BEGIN

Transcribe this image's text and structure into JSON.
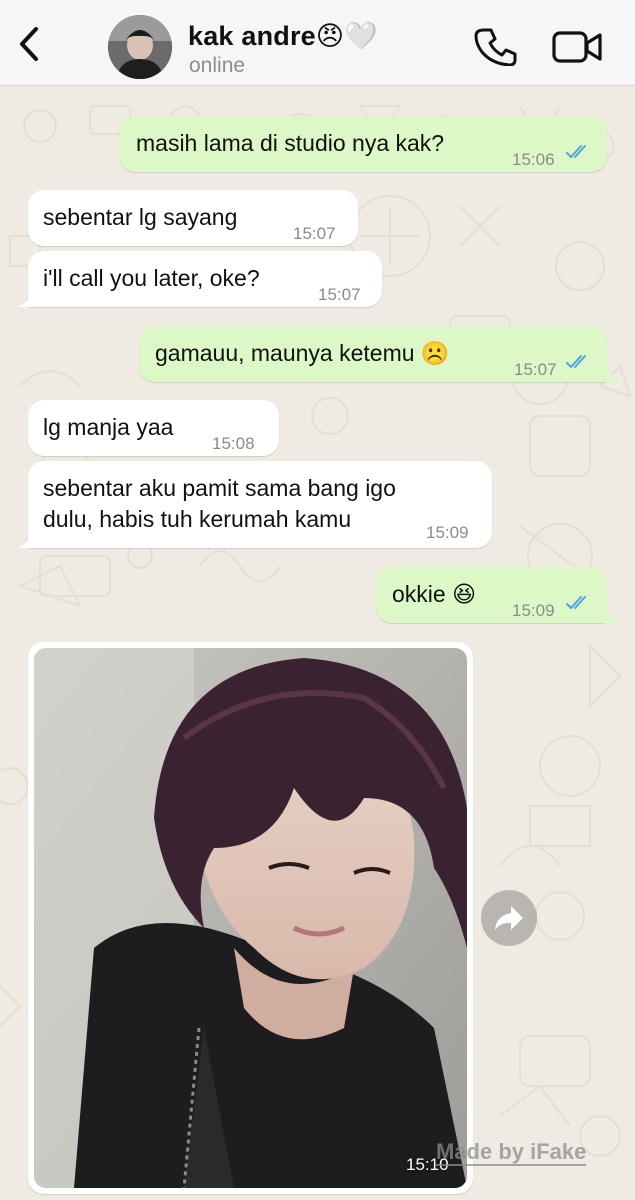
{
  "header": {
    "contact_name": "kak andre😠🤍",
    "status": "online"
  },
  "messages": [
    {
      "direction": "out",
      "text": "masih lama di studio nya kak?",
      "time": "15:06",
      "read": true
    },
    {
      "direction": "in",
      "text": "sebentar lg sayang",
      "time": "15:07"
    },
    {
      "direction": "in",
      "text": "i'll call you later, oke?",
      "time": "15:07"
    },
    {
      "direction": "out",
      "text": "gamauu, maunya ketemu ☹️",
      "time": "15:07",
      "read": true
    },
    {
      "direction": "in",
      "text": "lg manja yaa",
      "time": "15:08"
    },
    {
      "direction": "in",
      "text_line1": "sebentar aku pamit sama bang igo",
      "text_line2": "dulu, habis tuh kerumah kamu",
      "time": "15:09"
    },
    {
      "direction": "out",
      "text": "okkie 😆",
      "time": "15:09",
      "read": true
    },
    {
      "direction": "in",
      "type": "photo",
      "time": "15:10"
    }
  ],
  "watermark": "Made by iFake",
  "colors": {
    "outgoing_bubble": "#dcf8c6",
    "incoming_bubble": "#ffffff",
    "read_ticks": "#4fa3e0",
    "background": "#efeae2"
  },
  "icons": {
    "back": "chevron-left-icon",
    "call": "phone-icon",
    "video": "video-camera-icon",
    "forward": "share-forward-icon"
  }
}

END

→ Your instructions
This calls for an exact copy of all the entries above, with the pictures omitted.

→ Output of the exercise
Transcribe this image's text and structure into JSON.
{
  "header": {
    "contact_name": "kak andre😠🤍",
    "status": "online"
  },
  "messages": [
    {
      "direction": "out",
      "text": "masih lama di studio nya kak?",
      "time": "15:06",
      "read": true
    },
    {
      "direction": "in",
      "text": "sebentar lg sayang",
      "time": "15:07"
    },
    {
      "direction": "in",
      "text": "i'll call you later, oke?",
      "time": "15:07"
    },
    {
      "direction": "out",
      "text": "gamauu, maunya ketemu ☹️",
      "time": "15:07",
      "read": true
    },
    {
      "direction": "in",
      "text": "lg manja yaa",
      "time": "15:08"
    },
    {
      "direction": "in",
      "text_line1": "sebentar aku pamit sama bang igo",
      "text_line2": "dulu, habis tuh kerumah kamu",
      "time": "15:09"
    },
    {
      "direction": "out",
      "text": "okkie 😆",
      "time": "15:09",
      "read": true
    },
    {
      "direction": "in",
      "type": "photo",
      "time": "15:10"
    }
  ],
  "watermark": "Made by iFake",
  "colors": {
    "outgoing_bubble": "#dcf8c6",
    "incoming_bubble": "#ffffff",
    "read_ticks": "#4fa3e0",
    "background": "#efeae2"
  },
  "icons": {
    "back": "chevron-left-icon",
    "call": "phone-icon",
    "video": "video-camera-icon",
    "forward": "share-forward-icon"
  }
}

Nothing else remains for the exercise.